Sunday, December 31, 2017

Monday, December 25, 2017

Saturday, December 16, 2017

Wednesday, November 1, 2017

Saturday, September 30, 2017

Saturday, September 23, 2017


Source: “General von Watter.” George Grantham Bain Collection, Library of Congress, Photoshopped.

Monday, August 7, 2017

Sunday, July 16, 2017

My noon had come to dine

Visible only in the tropics – that is, in the latitudes between the Tropic of Cancer and the Tropic of Capricorn – this is the zenith passage or Lahaina noon: the moment when the sun is directly overhead and an object standing vertically will cast no shadow. In the tropics it comes twice a year: when the sun is on its way north to the Tropic of Cancer (which it will reach at the summer solstice) and when it is on its way back south to the Tropic of Capricorn (which it will reach at the winter solstice). In Hawaii, where I took this picture today, the dates are in May and July.

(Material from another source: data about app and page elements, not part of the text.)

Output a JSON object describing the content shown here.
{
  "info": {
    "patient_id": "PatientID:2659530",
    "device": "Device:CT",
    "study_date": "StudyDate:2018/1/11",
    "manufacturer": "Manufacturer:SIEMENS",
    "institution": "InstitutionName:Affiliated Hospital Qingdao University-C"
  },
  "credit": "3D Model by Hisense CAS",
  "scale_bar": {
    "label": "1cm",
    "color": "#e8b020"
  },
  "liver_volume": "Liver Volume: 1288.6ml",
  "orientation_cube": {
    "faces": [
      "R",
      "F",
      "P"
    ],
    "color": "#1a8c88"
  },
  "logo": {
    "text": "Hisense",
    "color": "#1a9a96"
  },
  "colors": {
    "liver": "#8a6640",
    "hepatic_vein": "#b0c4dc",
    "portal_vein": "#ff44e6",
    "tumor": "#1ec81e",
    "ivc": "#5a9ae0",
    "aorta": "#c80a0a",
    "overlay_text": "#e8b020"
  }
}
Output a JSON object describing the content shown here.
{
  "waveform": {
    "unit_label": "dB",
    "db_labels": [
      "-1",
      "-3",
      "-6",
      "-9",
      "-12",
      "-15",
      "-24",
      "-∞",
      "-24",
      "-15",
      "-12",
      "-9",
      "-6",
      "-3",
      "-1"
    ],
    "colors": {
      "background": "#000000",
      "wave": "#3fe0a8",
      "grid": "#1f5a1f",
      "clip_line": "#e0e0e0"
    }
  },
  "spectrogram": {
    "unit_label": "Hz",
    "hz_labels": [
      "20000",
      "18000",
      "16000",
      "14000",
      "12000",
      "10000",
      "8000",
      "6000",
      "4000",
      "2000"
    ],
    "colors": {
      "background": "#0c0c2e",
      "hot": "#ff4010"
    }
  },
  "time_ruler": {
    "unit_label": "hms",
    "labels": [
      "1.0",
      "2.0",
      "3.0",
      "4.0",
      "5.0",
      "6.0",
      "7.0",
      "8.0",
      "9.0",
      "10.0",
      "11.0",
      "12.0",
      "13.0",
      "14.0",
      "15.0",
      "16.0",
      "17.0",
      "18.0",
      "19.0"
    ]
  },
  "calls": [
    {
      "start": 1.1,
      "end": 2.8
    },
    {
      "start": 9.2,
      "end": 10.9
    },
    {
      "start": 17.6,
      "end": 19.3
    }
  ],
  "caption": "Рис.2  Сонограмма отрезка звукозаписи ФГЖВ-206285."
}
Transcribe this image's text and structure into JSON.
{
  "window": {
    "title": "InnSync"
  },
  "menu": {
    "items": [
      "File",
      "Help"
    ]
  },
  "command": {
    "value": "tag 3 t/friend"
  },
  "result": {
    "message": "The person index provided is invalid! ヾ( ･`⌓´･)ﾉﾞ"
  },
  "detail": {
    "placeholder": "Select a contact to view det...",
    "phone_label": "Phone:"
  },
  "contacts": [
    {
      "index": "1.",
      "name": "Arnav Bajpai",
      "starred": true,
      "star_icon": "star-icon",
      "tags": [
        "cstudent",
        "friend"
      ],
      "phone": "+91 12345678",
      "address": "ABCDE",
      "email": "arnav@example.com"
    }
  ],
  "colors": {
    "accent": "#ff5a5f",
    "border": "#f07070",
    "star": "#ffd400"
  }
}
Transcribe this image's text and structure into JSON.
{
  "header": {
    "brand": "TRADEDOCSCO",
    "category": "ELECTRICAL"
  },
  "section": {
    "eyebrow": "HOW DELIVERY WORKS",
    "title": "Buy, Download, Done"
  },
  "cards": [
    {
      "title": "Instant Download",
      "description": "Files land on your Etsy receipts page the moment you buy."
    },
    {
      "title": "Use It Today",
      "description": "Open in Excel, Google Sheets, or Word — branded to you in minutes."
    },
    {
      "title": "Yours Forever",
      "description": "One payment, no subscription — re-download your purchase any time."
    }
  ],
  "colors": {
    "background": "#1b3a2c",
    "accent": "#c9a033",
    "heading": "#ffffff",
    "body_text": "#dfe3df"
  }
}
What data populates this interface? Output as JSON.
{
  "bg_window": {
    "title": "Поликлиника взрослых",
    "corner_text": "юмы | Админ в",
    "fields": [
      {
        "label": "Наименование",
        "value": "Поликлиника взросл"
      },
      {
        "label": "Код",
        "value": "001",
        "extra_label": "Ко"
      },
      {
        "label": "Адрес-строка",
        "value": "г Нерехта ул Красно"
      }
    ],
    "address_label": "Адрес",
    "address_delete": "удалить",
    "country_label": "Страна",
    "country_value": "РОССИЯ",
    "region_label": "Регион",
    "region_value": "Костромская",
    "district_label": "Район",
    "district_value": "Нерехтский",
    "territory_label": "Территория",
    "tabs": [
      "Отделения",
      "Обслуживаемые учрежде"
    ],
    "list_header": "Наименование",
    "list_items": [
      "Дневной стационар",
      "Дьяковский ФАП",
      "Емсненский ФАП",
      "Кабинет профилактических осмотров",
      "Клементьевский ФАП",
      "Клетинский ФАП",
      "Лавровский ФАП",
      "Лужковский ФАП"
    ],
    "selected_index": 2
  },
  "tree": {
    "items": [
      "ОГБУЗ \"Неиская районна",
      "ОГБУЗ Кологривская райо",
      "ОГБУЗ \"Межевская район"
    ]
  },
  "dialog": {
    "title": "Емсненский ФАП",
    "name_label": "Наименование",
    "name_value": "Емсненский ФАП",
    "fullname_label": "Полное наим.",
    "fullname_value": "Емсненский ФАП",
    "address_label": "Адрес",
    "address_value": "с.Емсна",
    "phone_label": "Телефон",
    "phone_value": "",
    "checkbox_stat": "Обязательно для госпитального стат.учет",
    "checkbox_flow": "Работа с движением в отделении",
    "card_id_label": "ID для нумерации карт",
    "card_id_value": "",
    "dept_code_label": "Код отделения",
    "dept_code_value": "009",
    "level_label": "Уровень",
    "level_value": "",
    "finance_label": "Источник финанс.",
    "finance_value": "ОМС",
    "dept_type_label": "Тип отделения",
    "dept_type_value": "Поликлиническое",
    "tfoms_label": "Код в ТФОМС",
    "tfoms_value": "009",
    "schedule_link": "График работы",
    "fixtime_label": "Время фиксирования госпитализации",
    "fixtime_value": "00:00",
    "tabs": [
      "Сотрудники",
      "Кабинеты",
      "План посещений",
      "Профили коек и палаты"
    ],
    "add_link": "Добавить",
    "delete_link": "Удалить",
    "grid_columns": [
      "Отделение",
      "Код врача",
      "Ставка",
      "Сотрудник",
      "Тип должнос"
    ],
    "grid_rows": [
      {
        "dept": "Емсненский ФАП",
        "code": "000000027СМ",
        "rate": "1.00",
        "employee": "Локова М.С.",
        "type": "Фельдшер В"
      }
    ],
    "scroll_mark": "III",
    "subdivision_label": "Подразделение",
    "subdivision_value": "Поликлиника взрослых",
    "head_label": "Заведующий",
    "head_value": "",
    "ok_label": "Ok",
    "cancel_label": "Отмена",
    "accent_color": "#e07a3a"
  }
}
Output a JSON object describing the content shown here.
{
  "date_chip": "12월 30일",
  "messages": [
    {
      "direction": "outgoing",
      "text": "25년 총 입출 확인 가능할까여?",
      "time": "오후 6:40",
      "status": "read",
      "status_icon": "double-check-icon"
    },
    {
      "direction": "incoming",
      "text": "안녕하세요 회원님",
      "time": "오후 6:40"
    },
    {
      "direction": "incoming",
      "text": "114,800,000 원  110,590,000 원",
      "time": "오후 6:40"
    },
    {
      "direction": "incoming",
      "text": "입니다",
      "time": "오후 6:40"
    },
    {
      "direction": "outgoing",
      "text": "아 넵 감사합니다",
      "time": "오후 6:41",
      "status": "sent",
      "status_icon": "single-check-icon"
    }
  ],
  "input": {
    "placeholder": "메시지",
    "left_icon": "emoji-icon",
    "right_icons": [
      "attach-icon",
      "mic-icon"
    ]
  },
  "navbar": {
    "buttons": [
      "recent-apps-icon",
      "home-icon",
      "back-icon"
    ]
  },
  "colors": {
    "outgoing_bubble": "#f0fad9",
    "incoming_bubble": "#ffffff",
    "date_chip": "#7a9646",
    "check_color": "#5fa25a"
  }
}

And the picture’s title comes from a poem by Emily Dickinson, “I had been hungry all the years.”

Tuesday, July 4, 2017

Saturday, June 3, 2017

Globalized language and its armed forces

Label on a package of synthetic-wood floorboards

Tuesday, May 30, 2017

Saturday, May 27, 2017

Foucault in the seat of power

For years I couldn't find this artifact because it turned out to have migrated to another stratum: my wife's office. It has surfaced there now, however, so

to the memory of Michel Foucault, look, fill, and drink.

It was a present from an ex-student who was then working as a Senate aide: a young woman, Asian-American like many students at my university. And it came with an anecdote attached.

Every time my student was on the Senate floor, she told me, liberal cynosure Edward Kennedy would stop whatever he was doing, freeze, and stare.

Yes, Kennedy died many years ago, and he was alive then.

No, the Trump era is neither unique nor new.

Estampe XLII: air construction with sunbeam and tree

Friday, May 26, 2017


"What the hell is this," he snarled, "a Tom show?"
-- Nathanael West, The Day of the Locust, chapter 11

When the posters for this Tom show came out of their lithograph press in 1898 they were stacked face to face. The damage to this surviving example has been permanent. It is still marked with the ghost of another face, in reverse. So far, however, damage has made this piece of printed matter more readable, not less. The ghostly countertext makes us work more productively at seeing the survivor, and as the paper has turned brown it has contributed shading after shading of new complexity to the survivor’s spectral record. The parade is more intelligent now.

In 1898, on the street, it was some horses, some mules, some dogs, and a model house made portable on a wagon. In the mind, it was a communication from a text off-poster -- a text whose full title was Uncle Tom's Cabin; or, Life Among the Lowly. There, off-poster, the on-poster word "sumptuous" seemed not to refer to anything. But in 2017, with all sense of what "sumptuous" might have meant in 1898 obliterated by what's called progress, the palace cars can be seen as such, only as elements within a picture. And there, now, solely within the picture, at last! the palace cars have become one with the classical architecture of their mounting: in an ideal approximation of color, their shading completed by the passage of time, no longer on a mere overpass but on a plinth, no longer cramped smelly boring as they would have been in 1898 but, as the poster's words promise, regal. In 1898 the pageant was a crudely literal play within a play and Al. W. Martin's employees with their mule-propelled cabin were only rude mechanicals like Bottom and the boys in A Midsummer Night's Dream. In 2017, surviving through time as a provisionally immortal snapshot, the pageant is seen at last as snapshot sees: mules and dogs and little black actress, stilled in transit toward us, passing just now and forever beneath a palace in the air.
Having become a fossil, the mammoth production invites us to enter its matrix and see it within lithograph stone.  

Source: Library of Congress, Photoshopped.

Thursday, March 23, 2017